However, it bears stating that the opera’s enigmatic Sarastro (Italian bass Ildebrando D’Arcangelo) is the Castro of the piece. Is this High Priest of the ancient Egyptian goddess Isis a totalitarian despot - or the enlightened leader of his realm?

The issue of art for art’s sake or artistry intended to change the world has long been an issue. There is that oft-quoted dictum of a Hollywood mogul, that if a filmmaker “wants to send a message use Western Union.” Propaganda is a word usually used pejoratively, but in Mozart’s case he creatively encodes his philosophy in beatific, luminous form. From the rousing overture to the Queen of the Night’s “magnificent soliloquy… the delivery of which demands great dramatic power and supreme vocal technique in handling the brilliant flurry of staccato in the high soprano register,” according to The Victor Book of Operas, Mozart conveys his world view with the ultimate of aesthetic expressiveness. (In this production South Korean soprano So Young Park is sonorous as a spider-like Queen of the Night, reaching the heights of operatic sublimity.)

Mozart realized he wasn’t writing a leaflet or composing Old Charges (sort of the Masonic founding texts), but rather creating a mass entertainment and work of high art. So he doesn’t beat you over the head with his point of view, like some 18th century Leni Riefenstahl. Mozart’s ideal that music conquers all is expressed through Tamino’s (Russian tenor Bogdan Volkov alternates in the role with Ohio tenor Joshua Wheeker, who plays the prince Dec. 12-15) enchanted flute and Papageno’s charmed glockenspiel.

This production is gloriously and very precisely, painstakingly co-directed by 1927’s Suzanne Andrade, an Englishwoman, and Australian Barrie Kosky, who is the Intendant (chief executive) of the Komische Oper Berlin, who first brought this version of Flute LA Opera’s way in 2013. The Magic Flute is the world’s most produced German-language opera, and 1927 company’s gloriously original rendition brings something totally new and amazing to this 228 year old gem. However, diehard operatic purists may eschew it, as some did a radical reinterpretation of Wagner’s Ring Cycle with a Star Wars panache presented by LA Opera in 2010.

Albeit a highly non-traditional iteration of this mainstay of the operatic canon, the overall effect of the unique visuals plus Wolfgang’s immortal musical musings makes this a rapturous experience to behold.

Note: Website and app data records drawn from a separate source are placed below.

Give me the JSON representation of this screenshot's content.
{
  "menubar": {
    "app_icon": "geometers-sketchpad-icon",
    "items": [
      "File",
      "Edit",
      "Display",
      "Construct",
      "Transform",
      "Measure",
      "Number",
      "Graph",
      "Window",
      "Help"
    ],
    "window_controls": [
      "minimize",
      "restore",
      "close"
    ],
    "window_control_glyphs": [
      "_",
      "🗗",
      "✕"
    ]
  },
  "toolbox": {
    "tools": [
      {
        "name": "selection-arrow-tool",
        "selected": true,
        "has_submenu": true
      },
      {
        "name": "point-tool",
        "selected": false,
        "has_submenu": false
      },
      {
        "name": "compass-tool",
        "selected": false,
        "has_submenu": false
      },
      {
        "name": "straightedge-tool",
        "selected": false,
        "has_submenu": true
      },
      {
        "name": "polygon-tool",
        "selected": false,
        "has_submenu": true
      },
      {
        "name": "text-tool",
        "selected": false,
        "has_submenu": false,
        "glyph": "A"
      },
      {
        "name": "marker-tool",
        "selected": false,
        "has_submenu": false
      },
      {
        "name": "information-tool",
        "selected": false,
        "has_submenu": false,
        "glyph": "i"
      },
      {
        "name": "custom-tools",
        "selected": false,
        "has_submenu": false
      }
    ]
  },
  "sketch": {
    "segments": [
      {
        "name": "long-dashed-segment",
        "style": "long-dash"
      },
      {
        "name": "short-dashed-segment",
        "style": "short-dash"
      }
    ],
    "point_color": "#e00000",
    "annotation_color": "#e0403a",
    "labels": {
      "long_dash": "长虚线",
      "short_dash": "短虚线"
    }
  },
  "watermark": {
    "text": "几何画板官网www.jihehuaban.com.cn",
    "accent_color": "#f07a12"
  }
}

In our violent world, Mozart’s opera persuasively argues in favor of less Glocks - and more glockenspiels. It is an absolute treat perfect for the holiday season. This charmingly imaginative Magic Flute is nothing less than - well - sheer magic for the eyes, ears and soul.

The Magic Flute is being performed Saturday, Nov. 23 and Thursday Dec. 12 at 7:30 p.m.; on Sundays Dec. 1 and Dec. 15 at 2:00 p.m. by LA Opera at the Dorothy Chandler Pavilion, 135 N. Grand Ave. For more info: (213)972-8001; It is also being performed at Komische Opera Berlin through Feb. 22; at Teatro Real Madrid from Jan. 19-Feb. 24; and at Houston Grand Opera April 24-May 8. For more info about 1927 see:


The Hawaii Movie and Television Book” co-authored by L.A.-based reviewer Ed Rampell is available at: .